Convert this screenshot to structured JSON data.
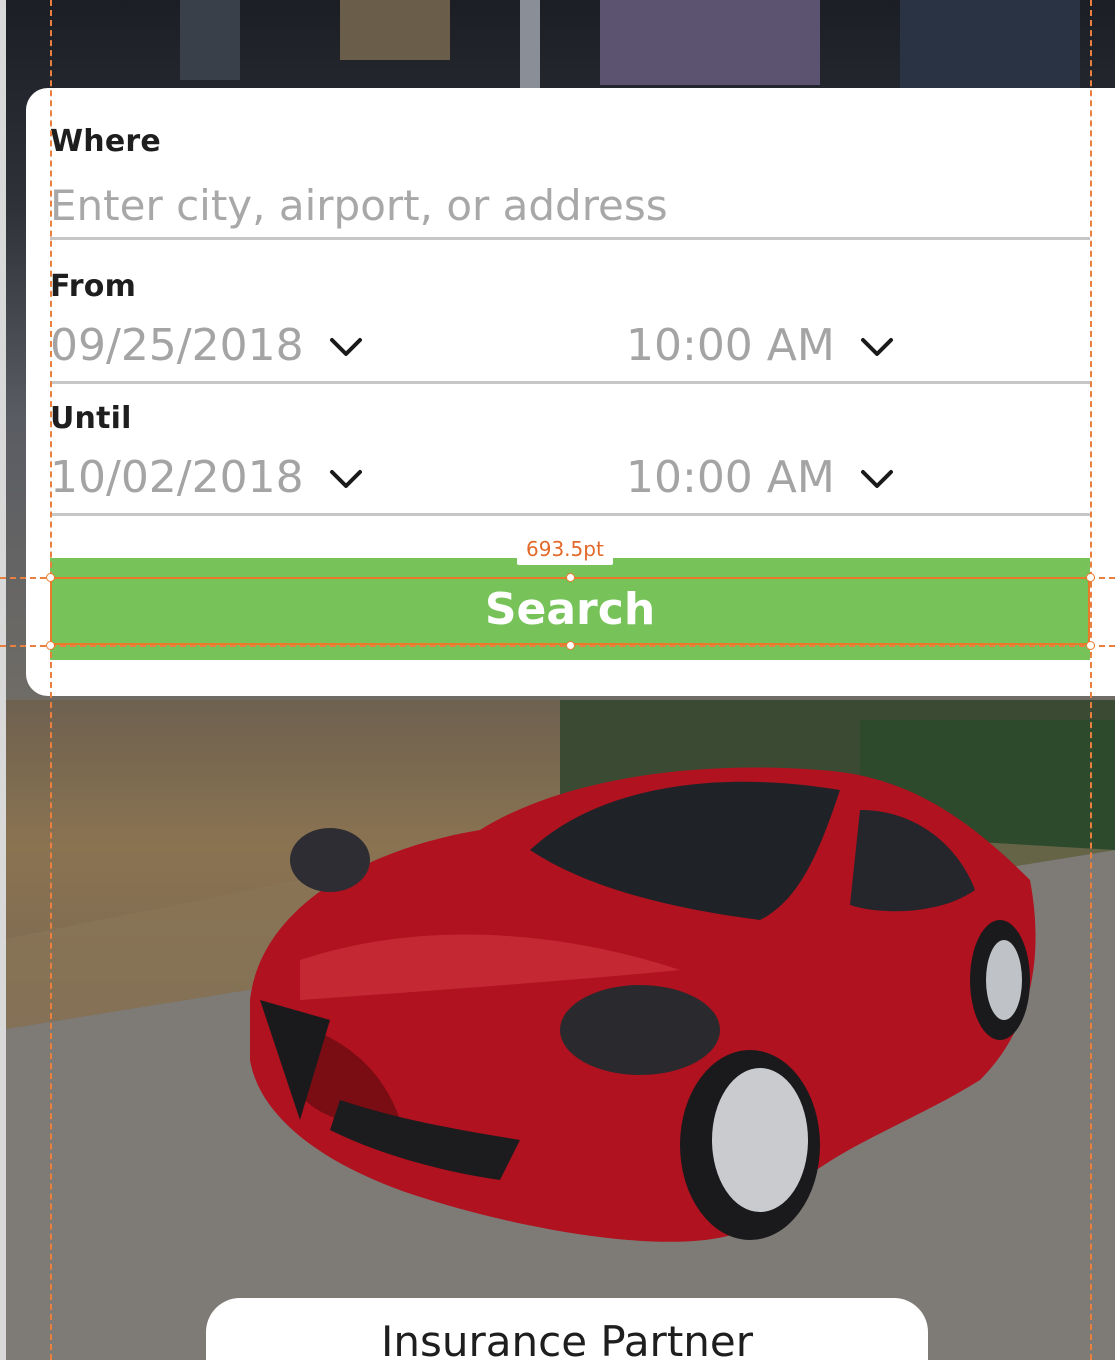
{
  "search_form": {
    "where": {
      "label": "Where",
      "placeholder": "Enter city, airport, or address",
      "value": ""
    },
    "from": {
      "label": "From",
      "date": "09/25/2018",
      "time": "10:00 AM"
    },
    "until": {
      "label": "Until",
      "date": "10/02/2018",
      "time": "10:00 AM"
    },
    "search_label": "Search"
  },
  "design_overlay": {
    "width_measurement": "693.5pt"
  },
  "insurance_label": "Insurance Partner",
  "colors": {
    "search_button": "#77c35a",
    "card": "#ffffff",
    "guide_line": "#e9803f",
    "placeholder_text": "#a4a4a4"
  },
  "icons": {
    "dropdown": "chevron-down-icon"
  }
}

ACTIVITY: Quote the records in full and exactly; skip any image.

OUTPUT:
Convert this screenshot to structured JSON data.
{
  "search_form": {
    "where": {
      "label": "Where",
      "placeholder": "Enter city, airport, or address",
      "value": ""
    },
    "from": {
      "label": "From",
      "date": "09/25/2018",
      "time": "10:00 AM"
    },
    "until": {
      "label": "Until",
      "date": "10/02/2018",
      "time": "10:00 AM"
    },
    "search_label": "Search"
  },
  "design_overlay": {
    "width_measurement": "693.5pt"
  },
  "insurance_label": "Insurance Partner",
  "colors": {
    "search_button": "#77c35a",
    "card": "#ffffff",
    "guide_line": "#e9803f",
    "placeholder_text": "#a4a4a4"
  },
  "icons": {
    "dropdown": "chevron-down-icon"
  }
}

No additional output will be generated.